Fast forward to August 2019, when “Free Meek” dropped on Amazon Prime.
The locally filmed series follows the eponymous rapper’s 12-year journey through the Philadelphia criminal justice system. The fourth episode, entitled “Filthadelphia,” explores several recent corruption scandals in the DA’s office and police department.
One of the topics discussed is the “Do Not Call” list — relevant because it includes the former police officer, Reginald Graham, who arrested Mill on his initial charges over a decade ago.
At one point, a Rolling Stone reporter describes the list as containing “dirty and dishonest cops.” According to the suit, this narration, along with the use of Williams’ image, “imputes the impression in the minds of the average persons among whom it is intended to circulate that…Williams was a dirty and dishonest police officer.”
However, that description comes shortly before Williams appears. Her departmental photo as printed in a 2018 Inquirer article about the list is shown as Philadelphia public defender Bradley Bridge describes the general purpose of index.

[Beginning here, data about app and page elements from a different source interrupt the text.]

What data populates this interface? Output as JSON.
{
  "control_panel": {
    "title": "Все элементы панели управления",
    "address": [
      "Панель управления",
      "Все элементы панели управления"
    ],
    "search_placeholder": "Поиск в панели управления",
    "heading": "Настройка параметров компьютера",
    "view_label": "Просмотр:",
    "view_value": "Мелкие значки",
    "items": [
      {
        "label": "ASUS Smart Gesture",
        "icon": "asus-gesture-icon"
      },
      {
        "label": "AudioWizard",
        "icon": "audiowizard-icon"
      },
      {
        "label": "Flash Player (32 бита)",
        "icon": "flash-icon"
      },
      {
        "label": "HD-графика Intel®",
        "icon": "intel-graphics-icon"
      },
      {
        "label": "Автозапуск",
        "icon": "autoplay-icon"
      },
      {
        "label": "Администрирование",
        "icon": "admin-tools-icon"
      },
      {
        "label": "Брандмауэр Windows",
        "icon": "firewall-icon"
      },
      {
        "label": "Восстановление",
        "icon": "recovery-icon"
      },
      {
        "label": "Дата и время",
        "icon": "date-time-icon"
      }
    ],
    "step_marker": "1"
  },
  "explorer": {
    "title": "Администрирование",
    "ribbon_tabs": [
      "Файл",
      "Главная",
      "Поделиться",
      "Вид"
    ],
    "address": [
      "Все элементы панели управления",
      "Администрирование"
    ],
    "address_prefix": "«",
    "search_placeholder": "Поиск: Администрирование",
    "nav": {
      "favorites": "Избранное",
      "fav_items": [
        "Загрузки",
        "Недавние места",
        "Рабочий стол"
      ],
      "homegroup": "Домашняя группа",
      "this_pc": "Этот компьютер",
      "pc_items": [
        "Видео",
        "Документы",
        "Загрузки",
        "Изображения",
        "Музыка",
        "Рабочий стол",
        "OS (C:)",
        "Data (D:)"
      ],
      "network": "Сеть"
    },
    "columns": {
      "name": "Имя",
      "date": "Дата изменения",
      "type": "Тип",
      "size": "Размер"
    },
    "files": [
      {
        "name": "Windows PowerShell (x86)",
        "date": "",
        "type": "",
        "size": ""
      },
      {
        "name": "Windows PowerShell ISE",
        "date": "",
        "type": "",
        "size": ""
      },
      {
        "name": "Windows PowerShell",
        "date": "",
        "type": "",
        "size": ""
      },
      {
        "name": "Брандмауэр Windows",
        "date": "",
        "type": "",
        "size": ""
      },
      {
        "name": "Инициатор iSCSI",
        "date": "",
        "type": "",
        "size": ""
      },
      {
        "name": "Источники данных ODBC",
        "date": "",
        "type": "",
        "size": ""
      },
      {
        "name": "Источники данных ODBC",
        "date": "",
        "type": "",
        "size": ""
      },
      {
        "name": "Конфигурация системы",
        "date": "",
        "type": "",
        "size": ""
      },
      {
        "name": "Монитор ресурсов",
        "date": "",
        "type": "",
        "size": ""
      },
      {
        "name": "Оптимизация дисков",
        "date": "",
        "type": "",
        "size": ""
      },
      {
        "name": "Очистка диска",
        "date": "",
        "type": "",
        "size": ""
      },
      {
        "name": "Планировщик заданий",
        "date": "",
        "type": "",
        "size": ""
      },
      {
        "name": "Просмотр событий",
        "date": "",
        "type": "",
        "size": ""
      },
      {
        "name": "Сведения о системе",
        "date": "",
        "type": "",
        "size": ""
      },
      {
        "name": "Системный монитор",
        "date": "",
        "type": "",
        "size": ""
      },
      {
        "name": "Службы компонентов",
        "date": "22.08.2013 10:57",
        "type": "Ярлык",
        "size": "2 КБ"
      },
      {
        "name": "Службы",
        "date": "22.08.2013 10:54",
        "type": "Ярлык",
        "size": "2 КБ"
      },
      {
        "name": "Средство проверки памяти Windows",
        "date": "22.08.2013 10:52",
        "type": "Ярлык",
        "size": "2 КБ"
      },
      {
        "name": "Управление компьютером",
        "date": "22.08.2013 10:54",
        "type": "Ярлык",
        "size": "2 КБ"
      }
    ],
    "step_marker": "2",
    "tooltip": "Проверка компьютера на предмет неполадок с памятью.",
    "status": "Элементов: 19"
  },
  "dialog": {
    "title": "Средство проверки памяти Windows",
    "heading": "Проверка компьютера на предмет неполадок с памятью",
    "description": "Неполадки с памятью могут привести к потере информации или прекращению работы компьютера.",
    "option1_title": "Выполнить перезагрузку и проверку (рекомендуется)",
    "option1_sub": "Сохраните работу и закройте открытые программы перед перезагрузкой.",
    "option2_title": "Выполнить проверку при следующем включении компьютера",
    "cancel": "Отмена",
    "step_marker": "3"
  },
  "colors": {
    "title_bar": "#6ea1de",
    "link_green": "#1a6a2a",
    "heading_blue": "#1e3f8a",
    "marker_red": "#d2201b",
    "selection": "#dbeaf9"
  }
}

“The DA’s Office generated a specific list that has 66 names of police officers on it,” Bridge says in a voiceover. “There have been findings by the police department that the officers have lied to internal affairs, to other police officers, or in court.”
‘Inclusion on the list is factual and uncontested’
Bridge and his comments are mentioned in the suit, although he is not listed as a defendant. Reached by WHYY/Billy Penn on Friday, the public defender stuck by the documentary’s depiction.
“The inclusion on the list is factual and is uncontested, by Officer Williams, for example. She’s saying her inclusion on the list defamed her. She was charged with terroristic threats and simple assault. Her inclusion was a reflection of that fact,” he said. “The significance of it is a different question. The consequences are a different question.”
Williams’ lawyers disagree. Her inclusion in that scene suggests that “lied in court and committed the crime of perjury,” the suit alleges. The lawsuit claims Williams suffered harm to her reputation and emotional duress as a result, and asks for compensatory damages.
“The list differentiates the reasons why the police officers’ name appears on the list. Her name did not appear on the list because of any accusation that involved corruption, any accusations that involved falsehoods, or lying or deception,” attorney Marino told WHYY/Billy Penn on Friday. “It appears simply because she was charged with an offense she was eventually acquitted of.”
The lawsuit alleges that Meek, Jay-Z and other co-defendants personally “inspected and edited the script Season 1, Episode 4” prior to its broadcast. Roc Nation, the Jay-Z-founded company that produced the series, its distributor, Amazon.com, Inc., and Rolling Stone publisher Wenner Media are also listed as a defendant) are also named as defendants.
Bridge reiterated that these lists are a trade tool used by prosecutors in several cities beyond Philadelphia.
“This is common practice among prosecutors offices across the country, given their constitutional duty to provide this information to defense counsel so they can do what they’re supposed to do. This is the method for tracking [police],” he said. “If you accurately report that these people are on a list maintained by the DA’s office, that’s a factual statement.”
Out of a handful of other PPD officers whose images appear in the series, Williams is the only to file a lawsuit to date, court records indicate.